I’ll never forget the day I met my Miniature Poodle, Jäger. It was truly love at first sight! Here was my little baby. Squeee! I didn’t get Jäger on a whim, though. That moment we met was the culmination of months of research and soul searching as my husband and I sought to bring home the “perfect” puppy. He’s 9 now, and he really is perfect for our family and just the most wonderful dog.
Even if you’ve gotten a puppy before, you may need a refresher on where to start, so here’s a new puppy checklist and some advice from the experts. You’ll have your dog for 10 to 15 years (or more!), so don’t rush. Take your time now to make a good choice, and it will pay off with a lifetime of love and happiness.
Who’s responsible for the puppy?
This first item on any new puppy checklist — who will care for your puppy and how? This is a good time to talk about who will be responsible for the care of the puppy and to come up with a plan to meet your pup’s needs, especially if everyone works full time.
“Do you work from home, or will someone be home to care for the puppy and let her or him out to go potty?” asks Diane Wilkerson, adoption center director for PAWS Chicago. “If not, can you stop home during your lunch break or hire a dog walker?”
You can also use doggie day care services or even ask about dogs in the workplace. It never hurts to ask!
What kind of puppy is the best fit?
Before creating a new puppy checklist, think about what type of dog will fit best into your family. Do you live in an apartment? You probably want a smaller or less-active dog. Avid joggers need a larger, high-energy dog for a running companion.
My husband is allergic to dogs, so we knew right off the bat that we would need to bring home a hypoallergenic breed. The flip side of the coin was we had to budget for regular grooming. (I actually learned to groom Jäger myself, which saves us a lot of money!)
Don’t be fooled by anyone who says a nonshedding dog won’t need professional grooming. All dogs with hypoallergenic coats need at least some grooming, and many need a lot of grooming, which can be expensive.
“Research dog breeds (and mixed breeds) to learn some of their characteristics, personality traits and energy levels to find some that are similar to yours,” Diane says. “It’s impossible to guarantee that your puppy will always possess all the characteristics and energy levels you might be looking for, so also keep an open mind about adopting an adult or senior dog.”
How to choose
When looking at several puppies, think about your new puppy checklist. Perhaps you are looking for a small- to medium-sized, nonshedding puppy who will get along with kids and does not need too much exercise.
Go with your gut, but also ask for help from the breeder, a dog breed organization or shelter staff. “Shelter animals come in all shapes, sizes and energy levels, and will have volunteer adoption counselors available to help match you with the right puppy for your lifestyle and experience level,” Diane says.
Future adult size is fairly predictable in purebreds, but it can be a little tricky to pinpoint when looking at mixed-breed puppies.
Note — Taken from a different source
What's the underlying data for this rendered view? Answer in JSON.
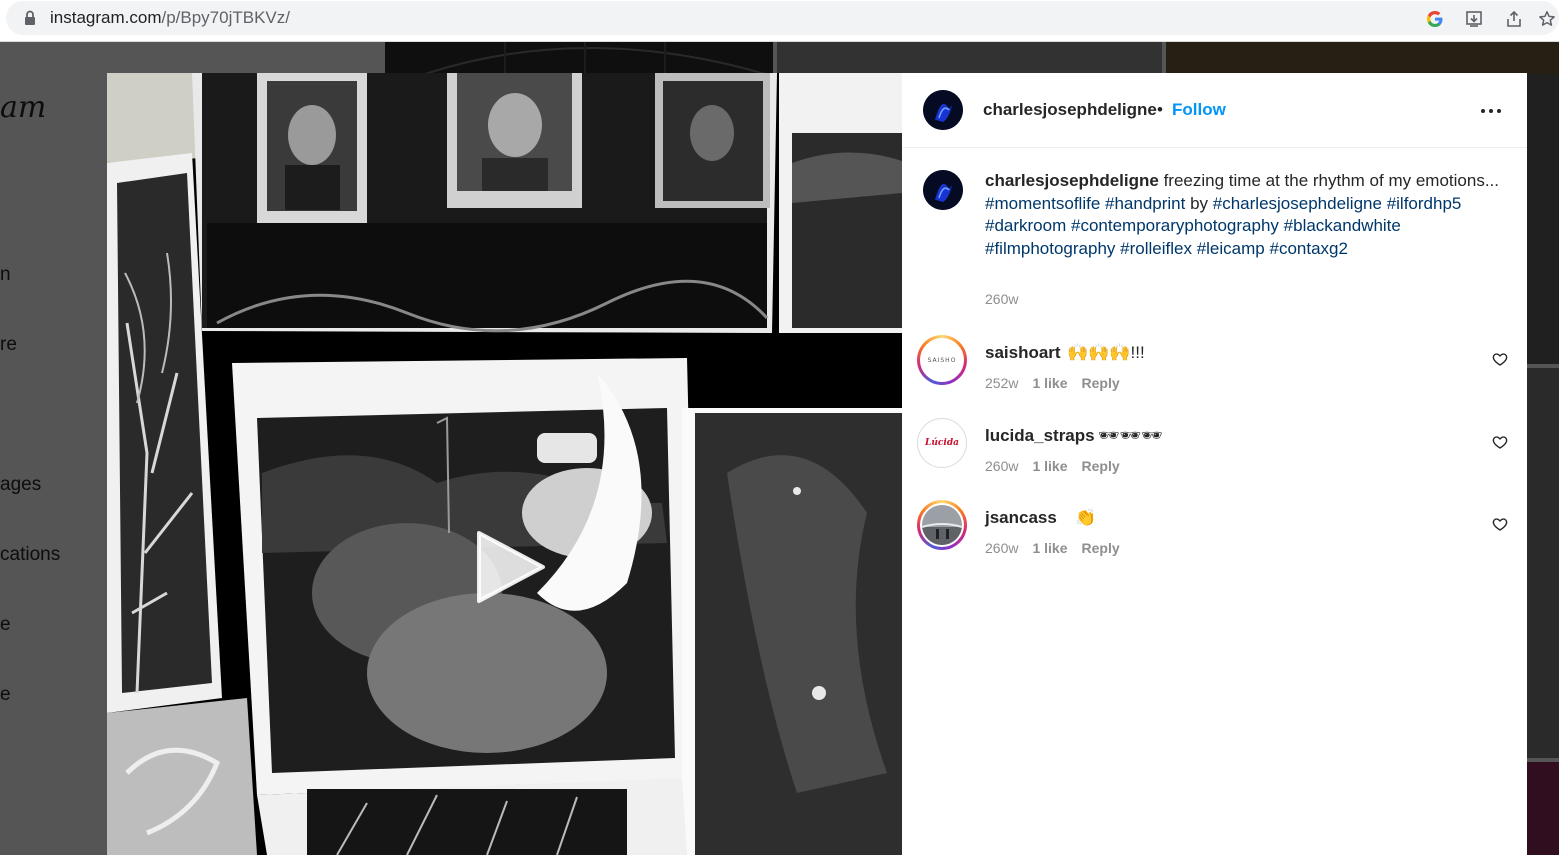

And no, the size of the paws doesn’t always indicate how big or small a puppy will grow up to be. Use common sense. If you want a small dog, don’t adopt a Lab or Pit Bull mix. When in doubt, ask for help.
As for temperament, think about what life is like in your family. “A quieter pup may not be a good candidate for a family with multiple children, but that busybody puppy may thrive and excel, and become the darling of the soccer team,” says Teresa Murphy, a Cavalier King Charles Spaniel breeder in Glen Ellen, California.
A word of advice: Don’t let looks be your main factor when choosing a puppy. “It is human nature to be attracted to what is easy on the eyes,” Teresa says. “Window dressing is just that. Character and soundness of a puppy should be the first priority.”
Create a new puppy checklist
In an ideal world, what is your perfect puppy? It helps to actually make a new puppy checklist. Note if something is non-negotiable, such as “must be friendly with kids” or “cannot weigh more than 40 pounds.” Consider these important points, and make your new puppy checklist:
as much as needed
I can deal with anything
indifferent to kids
it doesn’t matter (we don’t have kids)
Thumbnail: Photography © adogslifephoto | Getty Images.
Jackie Brown is a freelance writer from Southern California who specializes in the pet industry. Reach her at jackiebrownwriter.wordpress.com.
Editor’s note: This article appeared in Puppies, a special issue from Dogster magazine. Look for Puppies on a newsstand near you!